(Goal of the exercise): Across the entries, count the lines that include "Simplified" and report only that number.

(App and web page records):
*** Begin section ***
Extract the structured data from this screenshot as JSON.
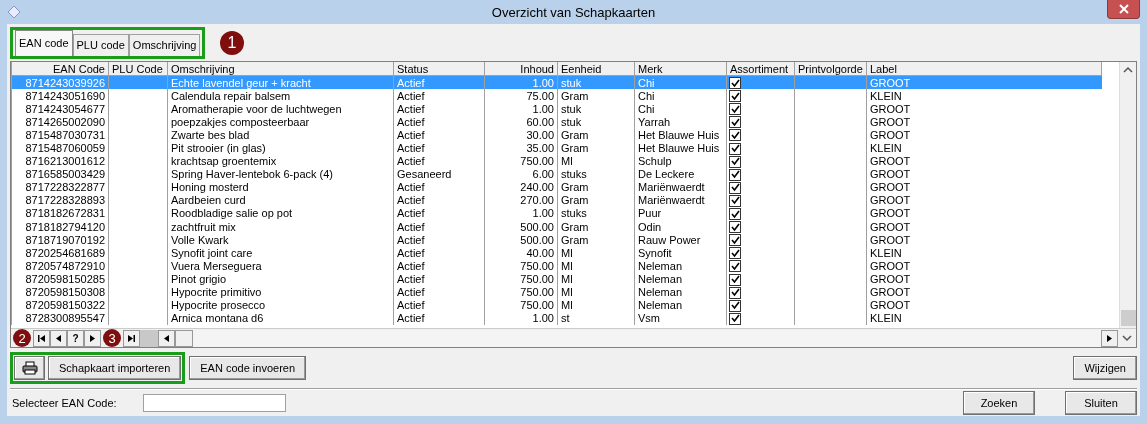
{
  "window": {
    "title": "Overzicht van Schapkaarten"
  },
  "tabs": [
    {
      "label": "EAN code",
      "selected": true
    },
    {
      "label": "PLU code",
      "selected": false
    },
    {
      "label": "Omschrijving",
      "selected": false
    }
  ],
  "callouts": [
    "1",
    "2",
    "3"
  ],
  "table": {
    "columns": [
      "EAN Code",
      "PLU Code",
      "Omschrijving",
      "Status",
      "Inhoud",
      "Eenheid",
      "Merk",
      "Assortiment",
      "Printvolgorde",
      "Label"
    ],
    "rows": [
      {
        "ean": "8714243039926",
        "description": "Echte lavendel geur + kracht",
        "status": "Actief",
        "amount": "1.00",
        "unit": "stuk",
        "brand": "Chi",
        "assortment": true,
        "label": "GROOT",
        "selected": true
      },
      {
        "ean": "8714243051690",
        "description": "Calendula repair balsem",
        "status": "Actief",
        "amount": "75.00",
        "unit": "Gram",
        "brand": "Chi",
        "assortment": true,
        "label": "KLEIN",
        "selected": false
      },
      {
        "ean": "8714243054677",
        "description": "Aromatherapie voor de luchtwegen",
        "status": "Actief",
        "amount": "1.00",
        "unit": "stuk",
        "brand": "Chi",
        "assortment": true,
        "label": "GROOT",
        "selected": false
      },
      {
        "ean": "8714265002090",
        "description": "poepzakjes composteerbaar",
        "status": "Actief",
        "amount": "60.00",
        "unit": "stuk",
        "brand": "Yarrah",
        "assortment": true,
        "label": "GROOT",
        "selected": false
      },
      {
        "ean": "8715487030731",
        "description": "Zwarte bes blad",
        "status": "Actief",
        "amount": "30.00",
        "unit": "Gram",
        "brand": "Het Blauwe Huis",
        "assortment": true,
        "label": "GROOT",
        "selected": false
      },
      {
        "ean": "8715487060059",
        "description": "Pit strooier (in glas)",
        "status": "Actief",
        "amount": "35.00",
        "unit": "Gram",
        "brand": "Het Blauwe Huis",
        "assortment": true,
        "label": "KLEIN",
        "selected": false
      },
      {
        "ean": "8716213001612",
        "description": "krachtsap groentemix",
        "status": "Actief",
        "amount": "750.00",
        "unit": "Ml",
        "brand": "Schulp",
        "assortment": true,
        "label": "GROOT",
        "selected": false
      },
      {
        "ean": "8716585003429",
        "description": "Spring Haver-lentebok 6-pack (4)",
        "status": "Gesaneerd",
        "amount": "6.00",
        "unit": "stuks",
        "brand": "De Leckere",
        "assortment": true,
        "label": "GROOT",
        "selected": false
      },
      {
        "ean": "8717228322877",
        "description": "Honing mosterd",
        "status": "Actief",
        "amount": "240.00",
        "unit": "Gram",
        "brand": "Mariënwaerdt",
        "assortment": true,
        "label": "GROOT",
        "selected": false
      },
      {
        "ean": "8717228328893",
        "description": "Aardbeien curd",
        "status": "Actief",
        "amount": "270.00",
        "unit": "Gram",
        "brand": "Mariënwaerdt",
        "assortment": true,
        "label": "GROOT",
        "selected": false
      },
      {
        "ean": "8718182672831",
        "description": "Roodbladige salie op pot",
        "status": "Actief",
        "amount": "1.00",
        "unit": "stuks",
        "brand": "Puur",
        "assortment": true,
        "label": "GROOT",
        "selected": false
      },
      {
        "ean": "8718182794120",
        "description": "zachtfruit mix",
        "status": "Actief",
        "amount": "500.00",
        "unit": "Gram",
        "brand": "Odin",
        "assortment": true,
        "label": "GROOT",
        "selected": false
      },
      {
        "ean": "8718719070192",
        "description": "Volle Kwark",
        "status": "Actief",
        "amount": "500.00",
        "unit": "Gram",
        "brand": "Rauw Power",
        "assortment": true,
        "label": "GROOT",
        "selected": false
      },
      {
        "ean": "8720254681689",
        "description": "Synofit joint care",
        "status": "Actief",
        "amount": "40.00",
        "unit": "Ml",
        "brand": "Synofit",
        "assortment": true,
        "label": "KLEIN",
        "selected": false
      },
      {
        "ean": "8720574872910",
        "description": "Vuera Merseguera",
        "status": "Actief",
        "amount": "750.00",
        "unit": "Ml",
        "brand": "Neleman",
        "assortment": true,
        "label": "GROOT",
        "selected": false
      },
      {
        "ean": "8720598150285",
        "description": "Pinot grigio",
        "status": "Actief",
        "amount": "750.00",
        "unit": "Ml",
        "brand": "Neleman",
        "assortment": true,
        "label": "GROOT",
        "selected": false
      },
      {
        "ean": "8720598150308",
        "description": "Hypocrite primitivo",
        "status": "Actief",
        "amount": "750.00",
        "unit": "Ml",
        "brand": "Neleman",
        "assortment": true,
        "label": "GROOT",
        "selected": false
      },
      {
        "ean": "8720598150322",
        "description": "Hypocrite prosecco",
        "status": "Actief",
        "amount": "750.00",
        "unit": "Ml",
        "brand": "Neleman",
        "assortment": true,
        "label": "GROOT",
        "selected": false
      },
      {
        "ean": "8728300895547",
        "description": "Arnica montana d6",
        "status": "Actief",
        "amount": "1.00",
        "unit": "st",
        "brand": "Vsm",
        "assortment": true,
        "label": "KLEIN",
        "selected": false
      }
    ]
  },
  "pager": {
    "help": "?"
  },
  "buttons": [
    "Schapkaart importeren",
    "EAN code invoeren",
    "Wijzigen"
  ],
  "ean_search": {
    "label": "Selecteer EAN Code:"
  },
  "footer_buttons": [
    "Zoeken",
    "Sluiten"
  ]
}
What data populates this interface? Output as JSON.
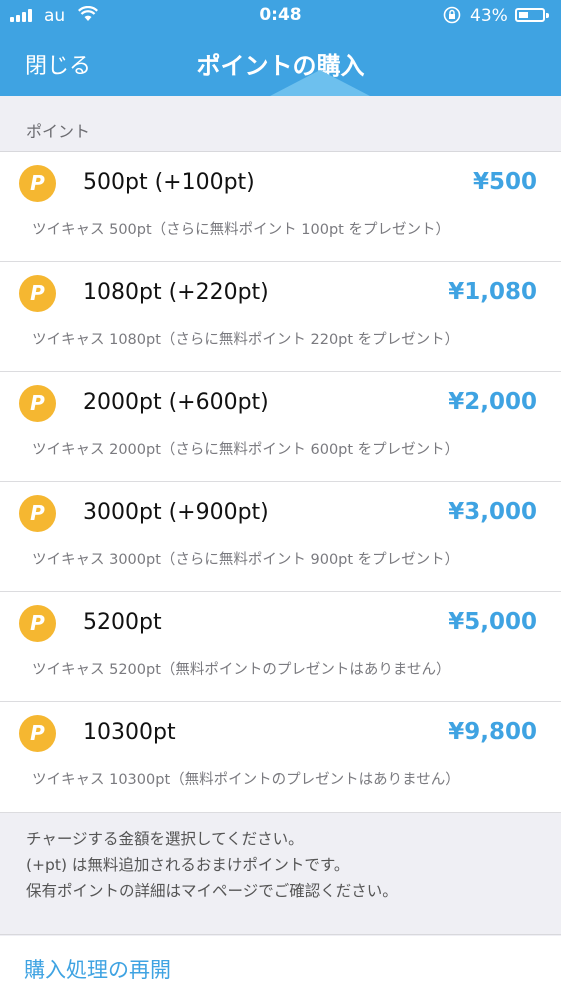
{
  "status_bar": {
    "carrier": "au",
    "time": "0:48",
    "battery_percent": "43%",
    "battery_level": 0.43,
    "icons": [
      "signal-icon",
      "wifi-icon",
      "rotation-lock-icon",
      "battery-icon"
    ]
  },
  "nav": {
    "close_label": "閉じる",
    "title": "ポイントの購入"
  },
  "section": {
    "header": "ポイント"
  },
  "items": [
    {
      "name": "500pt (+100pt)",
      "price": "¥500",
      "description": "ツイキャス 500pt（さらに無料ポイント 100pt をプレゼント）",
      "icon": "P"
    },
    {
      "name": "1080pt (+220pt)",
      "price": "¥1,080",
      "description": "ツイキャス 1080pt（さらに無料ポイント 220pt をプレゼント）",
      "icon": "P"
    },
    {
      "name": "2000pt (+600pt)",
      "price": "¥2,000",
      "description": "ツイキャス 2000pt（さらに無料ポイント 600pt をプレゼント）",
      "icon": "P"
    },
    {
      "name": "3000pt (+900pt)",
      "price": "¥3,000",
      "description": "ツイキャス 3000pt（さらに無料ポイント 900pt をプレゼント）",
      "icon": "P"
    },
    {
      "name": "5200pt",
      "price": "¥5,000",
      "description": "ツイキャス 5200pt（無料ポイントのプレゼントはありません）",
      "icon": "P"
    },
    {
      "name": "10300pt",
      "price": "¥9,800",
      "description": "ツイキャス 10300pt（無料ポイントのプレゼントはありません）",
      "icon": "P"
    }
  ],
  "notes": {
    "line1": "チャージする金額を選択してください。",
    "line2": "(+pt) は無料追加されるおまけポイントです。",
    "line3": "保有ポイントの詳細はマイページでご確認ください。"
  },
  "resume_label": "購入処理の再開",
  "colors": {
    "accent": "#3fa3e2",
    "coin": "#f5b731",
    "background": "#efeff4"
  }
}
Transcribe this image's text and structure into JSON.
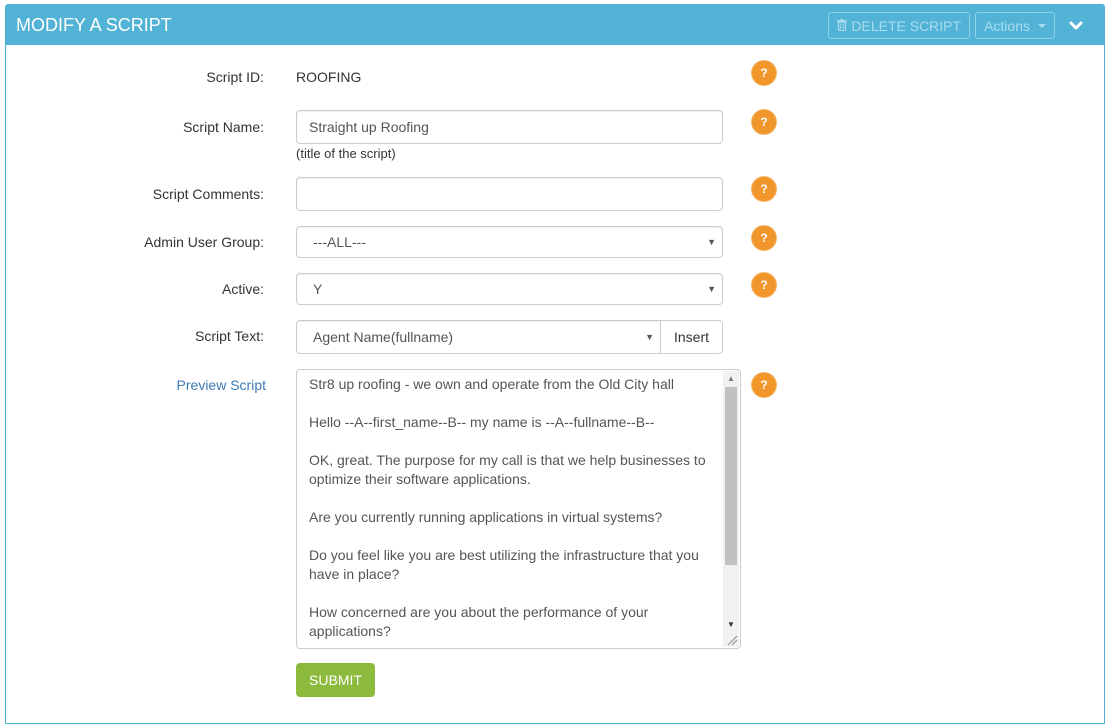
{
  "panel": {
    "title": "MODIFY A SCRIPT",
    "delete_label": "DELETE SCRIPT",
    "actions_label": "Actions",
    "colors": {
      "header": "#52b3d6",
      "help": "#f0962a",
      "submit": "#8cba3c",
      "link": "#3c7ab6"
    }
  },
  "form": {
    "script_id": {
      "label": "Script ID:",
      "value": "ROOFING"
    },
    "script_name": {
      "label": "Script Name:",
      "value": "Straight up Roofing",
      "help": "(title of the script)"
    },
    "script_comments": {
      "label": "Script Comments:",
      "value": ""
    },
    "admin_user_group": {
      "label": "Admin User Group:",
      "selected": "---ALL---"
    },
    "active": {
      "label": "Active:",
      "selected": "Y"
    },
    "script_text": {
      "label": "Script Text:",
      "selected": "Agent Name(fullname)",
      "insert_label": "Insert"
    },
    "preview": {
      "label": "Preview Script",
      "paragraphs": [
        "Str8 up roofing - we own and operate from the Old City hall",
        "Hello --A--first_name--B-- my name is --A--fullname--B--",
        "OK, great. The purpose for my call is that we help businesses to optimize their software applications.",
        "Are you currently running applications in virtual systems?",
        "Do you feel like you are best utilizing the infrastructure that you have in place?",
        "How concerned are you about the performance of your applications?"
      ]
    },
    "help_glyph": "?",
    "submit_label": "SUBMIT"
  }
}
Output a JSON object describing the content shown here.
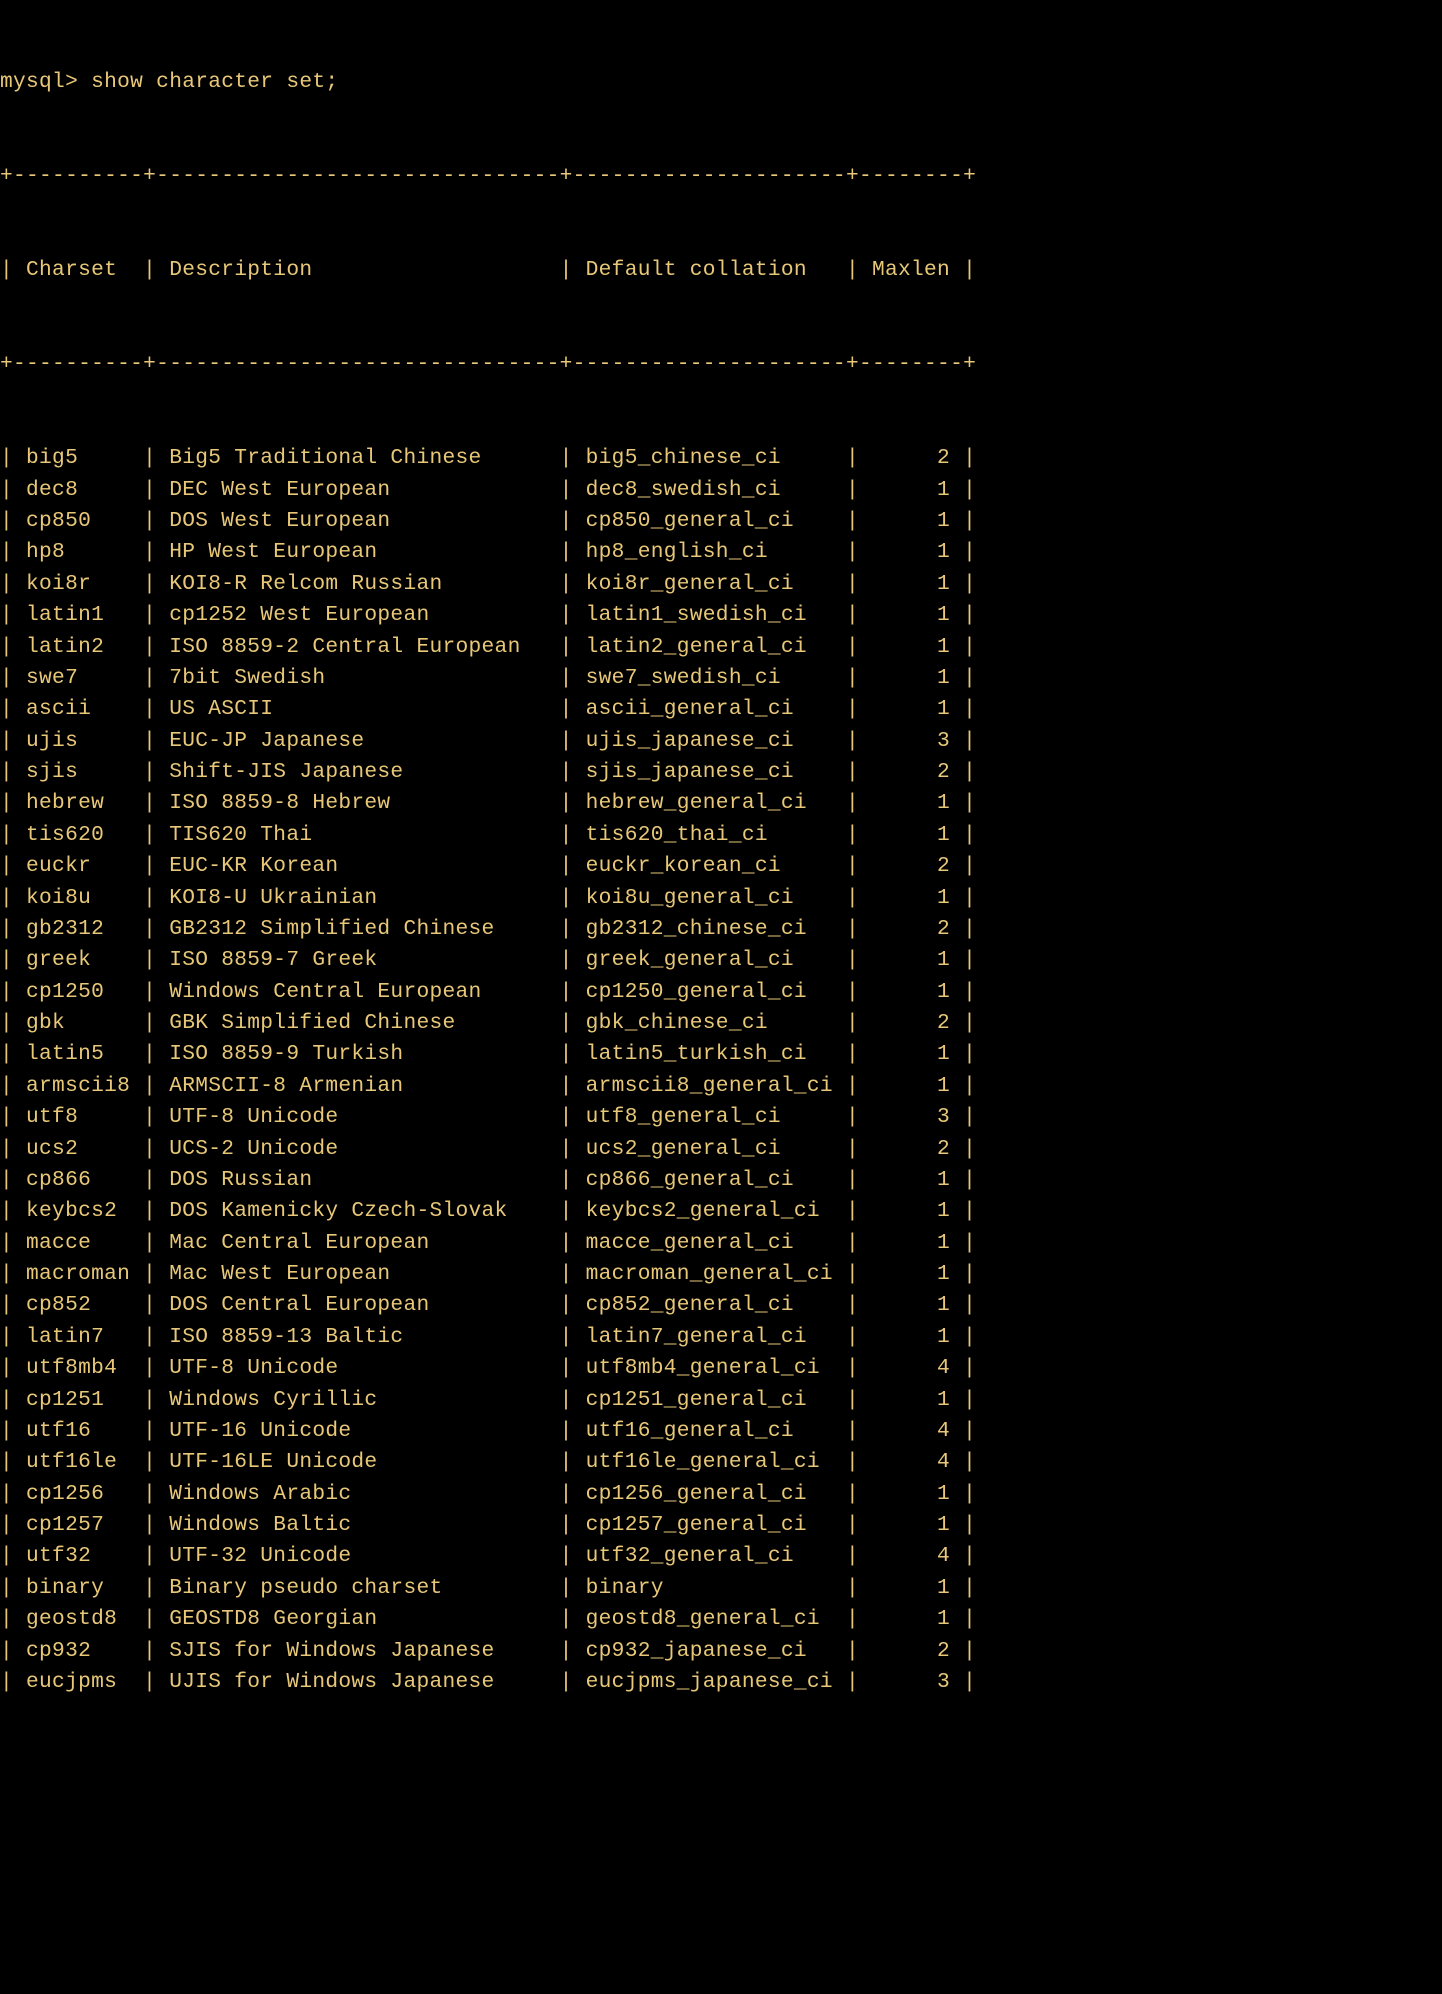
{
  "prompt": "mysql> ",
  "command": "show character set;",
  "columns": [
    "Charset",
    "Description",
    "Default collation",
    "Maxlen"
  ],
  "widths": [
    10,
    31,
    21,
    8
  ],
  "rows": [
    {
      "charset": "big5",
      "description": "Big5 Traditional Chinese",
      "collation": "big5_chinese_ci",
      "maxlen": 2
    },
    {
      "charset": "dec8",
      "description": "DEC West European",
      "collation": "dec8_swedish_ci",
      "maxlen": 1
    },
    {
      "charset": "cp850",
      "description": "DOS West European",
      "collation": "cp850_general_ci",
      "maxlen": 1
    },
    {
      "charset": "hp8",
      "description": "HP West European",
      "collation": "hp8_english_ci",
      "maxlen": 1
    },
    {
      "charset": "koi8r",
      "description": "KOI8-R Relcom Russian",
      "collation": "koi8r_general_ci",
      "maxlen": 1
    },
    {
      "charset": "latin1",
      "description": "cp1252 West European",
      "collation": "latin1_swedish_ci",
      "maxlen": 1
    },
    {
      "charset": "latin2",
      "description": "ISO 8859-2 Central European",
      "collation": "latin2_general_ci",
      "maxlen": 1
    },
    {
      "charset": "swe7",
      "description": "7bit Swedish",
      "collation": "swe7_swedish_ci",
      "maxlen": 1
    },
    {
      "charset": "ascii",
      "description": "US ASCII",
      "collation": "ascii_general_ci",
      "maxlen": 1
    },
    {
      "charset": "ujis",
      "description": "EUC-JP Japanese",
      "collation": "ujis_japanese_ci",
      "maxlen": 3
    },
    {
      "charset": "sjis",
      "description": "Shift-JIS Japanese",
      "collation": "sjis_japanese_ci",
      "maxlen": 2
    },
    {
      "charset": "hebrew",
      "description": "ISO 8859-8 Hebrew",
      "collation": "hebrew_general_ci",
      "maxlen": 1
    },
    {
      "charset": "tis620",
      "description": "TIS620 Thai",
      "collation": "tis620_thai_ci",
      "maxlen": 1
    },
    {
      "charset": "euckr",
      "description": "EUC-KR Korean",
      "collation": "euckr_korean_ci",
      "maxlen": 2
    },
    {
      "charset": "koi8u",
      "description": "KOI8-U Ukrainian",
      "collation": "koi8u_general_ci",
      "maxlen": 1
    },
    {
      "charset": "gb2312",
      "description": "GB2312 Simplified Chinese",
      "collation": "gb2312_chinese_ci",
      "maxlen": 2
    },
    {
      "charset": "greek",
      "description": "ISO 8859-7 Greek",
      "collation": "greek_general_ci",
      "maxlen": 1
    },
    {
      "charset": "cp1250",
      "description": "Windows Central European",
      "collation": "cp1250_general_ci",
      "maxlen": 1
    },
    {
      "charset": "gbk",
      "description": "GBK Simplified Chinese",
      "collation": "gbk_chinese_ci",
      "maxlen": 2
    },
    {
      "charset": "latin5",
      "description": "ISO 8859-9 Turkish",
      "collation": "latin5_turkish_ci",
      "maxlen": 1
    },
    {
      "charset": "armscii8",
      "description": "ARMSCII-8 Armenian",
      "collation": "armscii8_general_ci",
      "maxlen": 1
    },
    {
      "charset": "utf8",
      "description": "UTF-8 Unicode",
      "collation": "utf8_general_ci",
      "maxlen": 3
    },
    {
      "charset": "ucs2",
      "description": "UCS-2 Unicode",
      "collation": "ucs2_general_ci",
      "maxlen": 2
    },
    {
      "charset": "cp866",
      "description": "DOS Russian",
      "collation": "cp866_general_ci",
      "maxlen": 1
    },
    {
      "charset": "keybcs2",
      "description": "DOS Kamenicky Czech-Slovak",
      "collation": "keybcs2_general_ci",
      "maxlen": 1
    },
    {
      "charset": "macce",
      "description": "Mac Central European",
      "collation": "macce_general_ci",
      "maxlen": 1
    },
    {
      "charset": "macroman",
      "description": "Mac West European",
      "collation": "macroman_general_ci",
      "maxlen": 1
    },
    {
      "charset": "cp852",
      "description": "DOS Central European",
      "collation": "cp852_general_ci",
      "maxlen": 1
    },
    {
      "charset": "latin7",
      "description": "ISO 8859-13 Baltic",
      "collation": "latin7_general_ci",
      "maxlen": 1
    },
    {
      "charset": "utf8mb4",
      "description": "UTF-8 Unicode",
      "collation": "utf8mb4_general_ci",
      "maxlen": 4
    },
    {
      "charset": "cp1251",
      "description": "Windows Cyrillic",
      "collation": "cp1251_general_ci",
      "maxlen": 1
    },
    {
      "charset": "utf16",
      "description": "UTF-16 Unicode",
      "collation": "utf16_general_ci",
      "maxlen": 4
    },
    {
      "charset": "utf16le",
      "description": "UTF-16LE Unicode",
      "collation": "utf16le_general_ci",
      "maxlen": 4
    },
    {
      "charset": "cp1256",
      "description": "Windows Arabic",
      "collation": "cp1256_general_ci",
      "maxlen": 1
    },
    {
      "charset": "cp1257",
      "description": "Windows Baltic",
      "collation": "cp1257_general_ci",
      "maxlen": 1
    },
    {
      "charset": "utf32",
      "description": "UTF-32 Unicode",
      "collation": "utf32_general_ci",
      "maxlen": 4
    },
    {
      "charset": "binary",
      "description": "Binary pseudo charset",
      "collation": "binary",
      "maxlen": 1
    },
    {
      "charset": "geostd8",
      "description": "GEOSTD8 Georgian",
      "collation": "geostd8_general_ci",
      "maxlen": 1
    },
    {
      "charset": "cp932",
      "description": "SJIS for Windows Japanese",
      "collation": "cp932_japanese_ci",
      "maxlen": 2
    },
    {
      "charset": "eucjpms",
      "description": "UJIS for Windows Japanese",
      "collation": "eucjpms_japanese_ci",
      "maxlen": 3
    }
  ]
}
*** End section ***
(Result): 2